By default, this searches for any categories containing your search term: eg, Tudor will also find Tudors, Tudor History, etc. Check the 'exact' box to restrict searching to categories exactly matching your search. All searches are case-insensitive.

This is a search for tags/categories assigned to blog posts by their authors. The terminology used for post tags varies across different blog platforms, but WordPress tags and categories, Blogspot labels, and Tumblr tags are all included.

This search feature has a number of purposes:

1. to give site users improved access to the content EMC has been aggregating since August 2012, so they can look for bloggers posting on topics they're interested in, explore what's happening in the early modern blogosphere, and so on.

2. to facilitate and encourage the proactive use of post categories/tags by groups of bloggers with shared interests. All searches can be bookmarked for reference, making it possible to create useful resources of blogging about specific news, topics, conferences, etc, in a similar fashion to Twitter hashtags. Bloggers could agree on a shared tag for posts, or an event organiser could announce one in advance, as is often done with Twitter hashtags.

Caveats and Work in Progress

This does not search post content, and it will not find any informal keywords/hashtags within the body of posts.

If EMC doesn't find any <category> tags for a post in the RSS feed it is classified as uncategorized. These and any <category> 'uncategorized' from the feed are omitted from search results. (It should always be borne in mind that some bloggers never use any kind of category or tag at all.)

This will not be a 'real time' search, although EMC updates content every few hours so it's never very far behind events.

The search is at present quite basic and limited. I plan to add a number of more sophisticated features in the future including the ability to filter by blog tags and by dates. I may also introduce RSS feeds for search queries at some point.

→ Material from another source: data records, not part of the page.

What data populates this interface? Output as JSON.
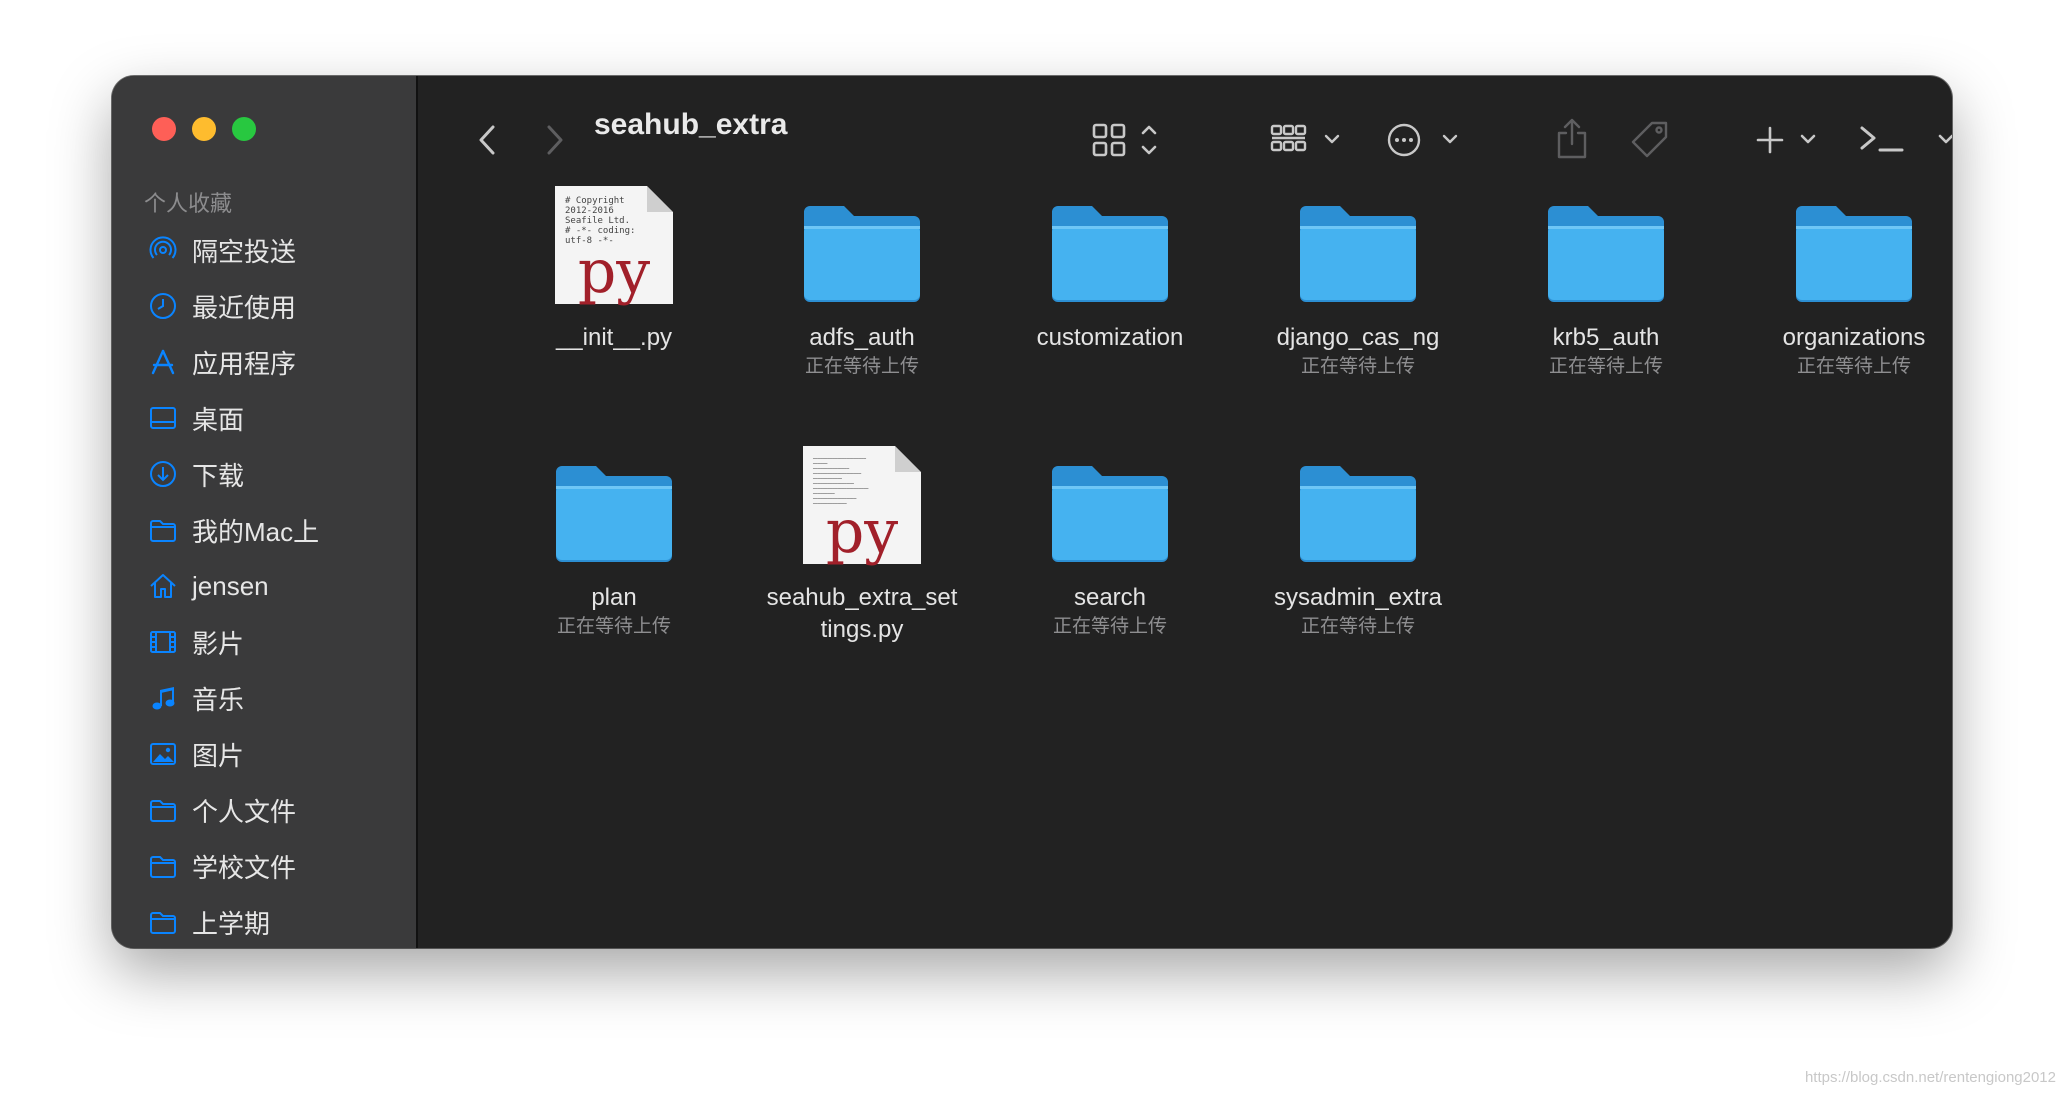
{
  "window": {
    "title": "seahub_extra"
  },
  "sidebar": {
    "section_title": "个人收藏",
    "items": [
      {
        "label": "隔空投送",
        "icon": "airdrop-icon"
      },
      {
        "label": "最近使用",
        "icon": "clock-icon"
      },
      {
        "label": "应用程序",
        "icon": "applications-icon"
      },
      {
        "label": "桌面",
        "icon": "desktop-icon"
      },
      {
        "label": "下载",
        "icon": "download-icon"
      },
      {
        "label": "我的Mac上",
        "icon": "folder-icon"
      },
      {
        "label": "jensen",
        "icon": "home-icon"
      },
      {
        "label": "影片",
        "icon": "film-icon"
      },
      {
        "label": "音乐",
        "icon": "music-icon"
      },
      {
        "label": "图片",
        "icon": "photo-icon"
      },
      {
        "label": "个人文件",
        "icon": "folder-icon"
      },
      {
        "label": "学校文件",
        "icon": "folder-icon"
      },
      {
        "label": "上学期",
        "icon": "folder-icon"
      }
    ]
  },
  "toolbar": {
    "back": "chevron-left-icon",
    "forward": "chevron-right-icon",
    "view_mode": "grid-view-icon",
    "group": "group-icon",
    "action": "ellipsis-circle-icon",
    "share": "share-icon",
    "tag": "tag-icon",
    "add": "plus-icon",
    "terminal": "terminal-icon",
    "search": "search-icon"
  },
  "files": [
    {
      "name": "__init__.py",
      "status": "",
      "kind": "py",
      "preview": "# Copyright\n2012-2016\nSeafile Ltd.\n# -*- coding:\nutf-8 -*-"
    },
    {
      "name": "adfs_auth",
      "status": "正在等待上传",
      "kind": "folder"
    },
    {
      "name": "customization",
      "status": "",
      "kind": "folder"
    },
    {
      "name": "django_cas_ng",
      "status": "正在等待上传",
      "kind": "folder"
    },
    {
      "name": "krb5_auth",
      "status": "正在等待上传",
      "kind": "folder"
    },
    {
      "name": "organizations",
      "status": "正在等待上传",
      "kind": "folder"
    },
    {
      "name": "plan",
      "status": "正在等待上传",
      "kind": "folder"
    },
    {
      "name": "seahub_extra_settings.py",
      "status": "",
      "kind": "py",
      "preview": ""
    },
    {
      "name": "search",
      "status": "正在等待上传",
      "kind": "folder"
    },
    {
      "name": "sysadmin_extra",
      "status": "正在等待上传",
      "kind": "folder"
    }
  ],
  "file_labels": {
    "f0_line1": "__init__.py",
    "f7_line1": "seahub_extra_set",
    "f7_line2": "tings.py"
  },
  "py_label": "py",
  "watermark": "https://blog.csdn.net/rentengiong2012",
  "colors": {
    "accent": "#0a84ff",
    "folder": "#45b2f0",
    "py_red": "#a1202a"
  }
}
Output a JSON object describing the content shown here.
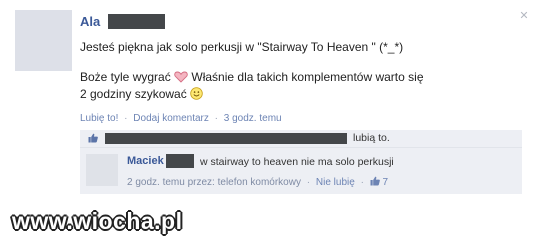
{
  "post": {
    "author": "Ala",
    "line1": "Jesteś piękna jak solo perkusji w \"Stairway To Heaven \" (*_*)",
    "line2_part1": "Boże tyle wygrać ",
    "line2_part2": " Właśnie dla takich komplementów warto się 2 godziny szykować ",
    "like_link": "Lubię to!",
    "comment_link": "Dodaj komentarz",
    "time": "3 godz. temu",
    "meta_separator": "·"
  },
  "likes": {
    "text": "lubią to."
  },
  "comment": {
    "author": "Maciek",
    "text": "w stairway to heaven nie ma solo perkusji",
    "time_via": "2 godz. temu przez: telefon komórkowy",
    "unlike_link": "Nie lubię",
    "like_count": "7",
    "meta_separator": "·"
  },
  "watermark": {
    "text": "www.wiocha.pl"
  },
  "icons": {
    "close": "close-icon",
    "heart": "heart-icon",
    "smile": "smile-icon",
    "thumbs_up": "thumbs-up-icon"
  },
  "colors": {
    "link_blue": "#3b5998",
    "meta_blue": "#6d84b4",
    "panel_bg": "#edeff4",
    "redaction": "#44474a"
  }
}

Constructing Search Query URLs

If you'd like to use an event tag, it's possible to work out in advance what the URL will be, without needing to visit EMC and run the search manually (though you might be advised to check it works!). But you'll need to use URL encoding as appropriate for any spaces or punctuation in the tag (so it might be a good idea to avoid them).

This is the basic structure:

http://emc.historycarnival.org/searchcat?s={search term or phrase}

For example, the URL for a simple search for categories containing London:

http://emc.historycarnival.org/searchcat?s=london

The URL for a search for the exact category Gunpowder Plot:

http://emc.historycarnival.org/searchcat?s=Gunpowder%20Plot&exact=on

In this more complex URL, %20 is the URL encoding for a space between words and &exact=on adds the exact category requirement.

I'll do my best to ensure that the basic URL construction (searchcat?s=...) is stable and persistent as long as the site is around.